Mutiny Bay Plane Crash

Kristin Pyle

debris of the float plane on the deck of a barge ship.
Remnants of the crash, recovered about 80% with the help of the U.S. Navy. (KIRO, CNN)

Sunday, September 4th in the Mutiny Bay area disaster struck. A float plane carrying ten passengers, including one minor, crashed into the water near Whidbey Island. The plane took flight from Friday Harbor and was bound for Renton, Washington when it went down shortly after 3 p.m. Many nearby boaters and beachgoers reported seeing the plane nosedive followed by a loud crash. The cause of the plane’s sudden fall after a brief 18 minutes in the air is still under investigation.  

The United States Coastguard and local agencies started the search for the missing passengers several hours after the initial crash. The search was spread over 2,100 nautical miles within the bay itself as well as nearby land. Witnesses to the crash were able to recover one of the passengers as well as some debris. Monday morning the search was suspended with one pronounced dead and nine passengers, including the pilot, unaccounted for.  

The plane and passengers remained missing until Saturday, September 10th when the National Transportation Safety Board reported that the wreckage had been found 190 feet below the water’s surface near Whidbey Island. The plane was located through the National Oceanic and Atmospheric Administration and the University of Washington’s Applied Physics Laboratory’s combined effort and skills.  

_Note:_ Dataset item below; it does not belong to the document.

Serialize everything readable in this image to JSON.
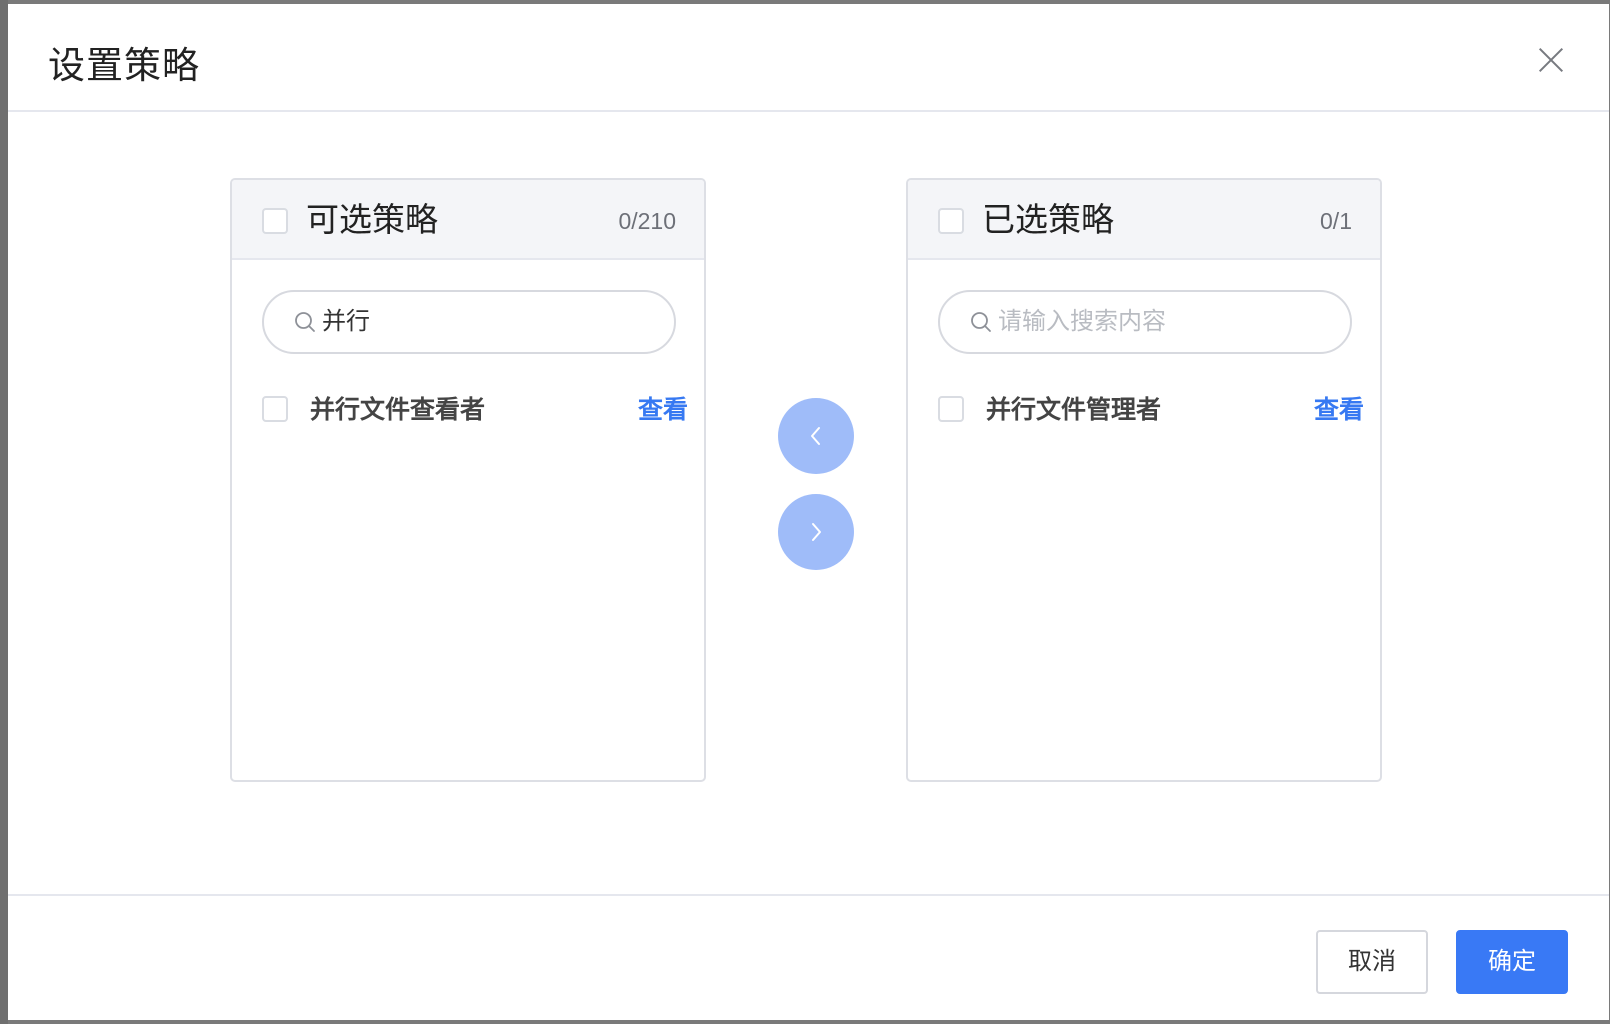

Through recovering the plane, nearly a month after the initial crash, six more bodies have been accounted for. There was also a body washed ashore the Dungeness Spit on September 14th, officials are still determining whether the body belonged to one of the 9 who were still missing.  Around 80% of the float plane has been recovered, as well as the engine.